ASSIGNMENT
The result should be every line of the listing that contains "Plan".

DATA SHOWN
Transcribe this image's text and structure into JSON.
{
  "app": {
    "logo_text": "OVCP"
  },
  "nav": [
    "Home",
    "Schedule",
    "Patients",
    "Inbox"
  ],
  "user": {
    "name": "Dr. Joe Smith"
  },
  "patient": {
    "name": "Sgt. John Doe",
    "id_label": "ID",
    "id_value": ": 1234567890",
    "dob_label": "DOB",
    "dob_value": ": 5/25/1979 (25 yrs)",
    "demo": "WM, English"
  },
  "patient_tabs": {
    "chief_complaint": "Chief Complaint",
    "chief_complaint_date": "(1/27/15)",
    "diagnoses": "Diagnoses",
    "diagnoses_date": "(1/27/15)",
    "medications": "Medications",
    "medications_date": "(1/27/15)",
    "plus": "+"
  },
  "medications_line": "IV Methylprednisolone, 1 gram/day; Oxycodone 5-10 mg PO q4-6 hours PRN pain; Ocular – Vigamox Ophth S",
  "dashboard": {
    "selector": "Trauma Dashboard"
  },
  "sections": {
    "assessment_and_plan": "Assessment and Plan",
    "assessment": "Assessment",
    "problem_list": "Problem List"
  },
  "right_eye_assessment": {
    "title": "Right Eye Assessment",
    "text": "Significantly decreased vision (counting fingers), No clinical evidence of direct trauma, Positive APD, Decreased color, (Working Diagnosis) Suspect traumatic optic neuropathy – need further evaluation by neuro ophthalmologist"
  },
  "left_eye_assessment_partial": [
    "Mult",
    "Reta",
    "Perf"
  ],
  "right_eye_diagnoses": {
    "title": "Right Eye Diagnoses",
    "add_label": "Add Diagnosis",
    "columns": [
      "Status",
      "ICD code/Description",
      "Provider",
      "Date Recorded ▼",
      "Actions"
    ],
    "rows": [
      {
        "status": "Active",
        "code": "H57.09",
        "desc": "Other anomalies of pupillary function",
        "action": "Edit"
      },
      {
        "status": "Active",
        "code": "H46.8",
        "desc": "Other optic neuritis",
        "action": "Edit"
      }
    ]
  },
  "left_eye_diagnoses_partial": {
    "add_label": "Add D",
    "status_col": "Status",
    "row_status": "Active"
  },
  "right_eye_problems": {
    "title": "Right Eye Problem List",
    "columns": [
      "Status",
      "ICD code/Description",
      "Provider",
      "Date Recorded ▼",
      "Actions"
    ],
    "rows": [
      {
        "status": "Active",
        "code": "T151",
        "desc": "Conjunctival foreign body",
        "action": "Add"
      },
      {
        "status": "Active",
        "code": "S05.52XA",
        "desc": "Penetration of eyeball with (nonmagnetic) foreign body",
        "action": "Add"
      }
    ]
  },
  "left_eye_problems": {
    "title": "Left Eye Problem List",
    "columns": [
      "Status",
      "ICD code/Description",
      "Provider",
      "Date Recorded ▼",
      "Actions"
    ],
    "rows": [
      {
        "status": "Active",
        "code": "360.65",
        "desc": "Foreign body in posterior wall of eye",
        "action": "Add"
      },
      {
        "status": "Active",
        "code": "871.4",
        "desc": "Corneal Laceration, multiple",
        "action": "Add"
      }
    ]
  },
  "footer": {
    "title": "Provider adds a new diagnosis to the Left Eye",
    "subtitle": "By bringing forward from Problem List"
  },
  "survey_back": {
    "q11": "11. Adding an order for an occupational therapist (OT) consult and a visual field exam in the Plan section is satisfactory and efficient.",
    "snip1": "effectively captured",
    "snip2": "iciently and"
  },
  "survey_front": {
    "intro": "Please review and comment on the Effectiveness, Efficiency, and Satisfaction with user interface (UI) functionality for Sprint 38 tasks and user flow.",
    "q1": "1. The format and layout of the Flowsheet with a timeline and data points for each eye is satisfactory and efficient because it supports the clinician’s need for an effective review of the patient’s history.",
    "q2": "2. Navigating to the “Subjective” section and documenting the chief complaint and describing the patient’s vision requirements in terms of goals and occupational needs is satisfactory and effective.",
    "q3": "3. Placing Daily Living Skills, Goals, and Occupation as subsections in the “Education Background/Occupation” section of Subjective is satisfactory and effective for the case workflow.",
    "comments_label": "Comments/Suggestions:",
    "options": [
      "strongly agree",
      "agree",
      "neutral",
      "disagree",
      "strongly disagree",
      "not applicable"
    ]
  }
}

SOLUTION
    "assessment_and_plan": "Assessment and Plan",
    "q11": "11. Adding an order for an occupational therapist (OT) consult and a visual field exam in the Plan section is satisfactory and efficient.",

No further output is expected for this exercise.